Collected data:
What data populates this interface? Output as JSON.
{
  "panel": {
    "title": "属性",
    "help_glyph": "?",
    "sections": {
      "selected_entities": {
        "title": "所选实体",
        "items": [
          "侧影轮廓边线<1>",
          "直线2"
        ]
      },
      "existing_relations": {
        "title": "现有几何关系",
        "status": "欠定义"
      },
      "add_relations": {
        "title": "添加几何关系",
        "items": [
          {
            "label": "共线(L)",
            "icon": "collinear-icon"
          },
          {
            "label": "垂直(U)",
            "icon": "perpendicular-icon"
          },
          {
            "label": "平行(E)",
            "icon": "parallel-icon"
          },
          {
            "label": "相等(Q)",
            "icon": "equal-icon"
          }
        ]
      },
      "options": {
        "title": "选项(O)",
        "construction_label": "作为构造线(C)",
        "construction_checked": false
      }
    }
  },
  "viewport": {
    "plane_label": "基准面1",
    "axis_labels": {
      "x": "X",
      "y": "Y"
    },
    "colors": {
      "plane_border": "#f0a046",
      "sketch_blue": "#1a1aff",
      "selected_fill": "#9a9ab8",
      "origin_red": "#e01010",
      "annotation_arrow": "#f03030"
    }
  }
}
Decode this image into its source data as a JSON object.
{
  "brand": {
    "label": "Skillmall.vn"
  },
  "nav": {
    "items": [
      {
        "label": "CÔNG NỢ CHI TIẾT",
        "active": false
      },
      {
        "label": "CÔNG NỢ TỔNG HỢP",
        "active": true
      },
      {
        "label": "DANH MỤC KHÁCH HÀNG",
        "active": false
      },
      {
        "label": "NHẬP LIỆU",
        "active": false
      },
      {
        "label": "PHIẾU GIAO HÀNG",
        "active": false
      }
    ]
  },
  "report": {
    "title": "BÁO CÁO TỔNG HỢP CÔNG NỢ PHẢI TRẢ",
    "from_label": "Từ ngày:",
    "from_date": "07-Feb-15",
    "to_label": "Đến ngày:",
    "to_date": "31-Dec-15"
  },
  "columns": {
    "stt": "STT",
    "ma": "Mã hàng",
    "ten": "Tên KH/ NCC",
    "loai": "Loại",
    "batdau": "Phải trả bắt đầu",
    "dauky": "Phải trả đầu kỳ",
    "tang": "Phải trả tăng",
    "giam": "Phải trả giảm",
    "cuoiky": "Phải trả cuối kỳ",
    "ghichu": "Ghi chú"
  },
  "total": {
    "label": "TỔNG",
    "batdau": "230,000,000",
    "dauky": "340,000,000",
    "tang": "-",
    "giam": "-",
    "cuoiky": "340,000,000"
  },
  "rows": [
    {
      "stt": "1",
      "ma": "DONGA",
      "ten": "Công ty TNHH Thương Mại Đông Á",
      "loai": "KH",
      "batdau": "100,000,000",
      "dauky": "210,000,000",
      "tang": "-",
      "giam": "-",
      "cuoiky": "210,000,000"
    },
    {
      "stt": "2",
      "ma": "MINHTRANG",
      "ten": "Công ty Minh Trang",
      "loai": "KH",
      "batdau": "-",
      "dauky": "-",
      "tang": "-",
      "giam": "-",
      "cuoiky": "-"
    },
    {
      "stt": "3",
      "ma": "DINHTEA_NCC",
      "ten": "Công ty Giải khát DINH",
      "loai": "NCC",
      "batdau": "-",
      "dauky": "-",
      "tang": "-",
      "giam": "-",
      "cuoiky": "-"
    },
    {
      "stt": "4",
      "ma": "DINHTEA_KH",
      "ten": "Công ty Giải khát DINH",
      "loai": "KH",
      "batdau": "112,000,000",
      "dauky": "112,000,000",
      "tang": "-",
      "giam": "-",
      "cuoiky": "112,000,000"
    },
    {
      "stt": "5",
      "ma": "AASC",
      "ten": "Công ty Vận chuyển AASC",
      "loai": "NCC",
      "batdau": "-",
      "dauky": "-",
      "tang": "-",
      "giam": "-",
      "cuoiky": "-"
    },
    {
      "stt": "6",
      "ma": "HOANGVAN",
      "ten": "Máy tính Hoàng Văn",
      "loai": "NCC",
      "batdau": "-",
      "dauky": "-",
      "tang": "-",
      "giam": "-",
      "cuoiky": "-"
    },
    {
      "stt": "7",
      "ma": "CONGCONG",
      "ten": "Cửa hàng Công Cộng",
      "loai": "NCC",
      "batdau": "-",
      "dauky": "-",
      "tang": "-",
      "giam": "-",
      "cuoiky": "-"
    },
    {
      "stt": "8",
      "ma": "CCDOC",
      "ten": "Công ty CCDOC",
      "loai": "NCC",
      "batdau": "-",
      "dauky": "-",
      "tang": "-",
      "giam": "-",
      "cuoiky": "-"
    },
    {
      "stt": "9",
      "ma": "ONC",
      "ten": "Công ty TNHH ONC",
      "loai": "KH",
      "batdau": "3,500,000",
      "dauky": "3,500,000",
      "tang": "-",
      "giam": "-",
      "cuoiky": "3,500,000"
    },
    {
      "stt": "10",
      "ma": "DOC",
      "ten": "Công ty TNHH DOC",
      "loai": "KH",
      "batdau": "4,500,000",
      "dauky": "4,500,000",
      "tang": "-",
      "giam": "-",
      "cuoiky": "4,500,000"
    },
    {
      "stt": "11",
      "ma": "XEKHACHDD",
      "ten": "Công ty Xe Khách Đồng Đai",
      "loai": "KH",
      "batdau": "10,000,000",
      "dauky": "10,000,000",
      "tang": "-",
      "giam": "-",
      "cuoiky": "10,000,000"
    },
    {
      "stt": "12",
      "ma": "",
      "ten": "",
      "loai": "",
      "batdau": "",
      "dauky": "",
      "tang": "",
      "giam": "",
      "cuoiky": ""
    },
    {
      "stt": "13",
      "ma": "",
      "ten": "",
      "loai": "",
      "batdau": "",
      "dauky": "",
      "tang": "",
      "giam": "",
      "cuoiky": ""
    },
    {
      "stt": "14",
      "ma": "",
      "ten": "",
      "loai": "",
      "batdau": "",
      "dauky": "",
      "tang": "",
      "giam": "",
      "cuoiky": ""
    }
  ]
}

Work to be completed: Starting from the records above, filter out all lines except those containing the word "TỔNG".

Final answer:
        "label": "CÔNG NỢ TỔNG HỢP",
    "title": "BÁO CÁO TỔNG HỢP CÔNG NỢ PHẢI TRẢ",
    "label": "TỔNG",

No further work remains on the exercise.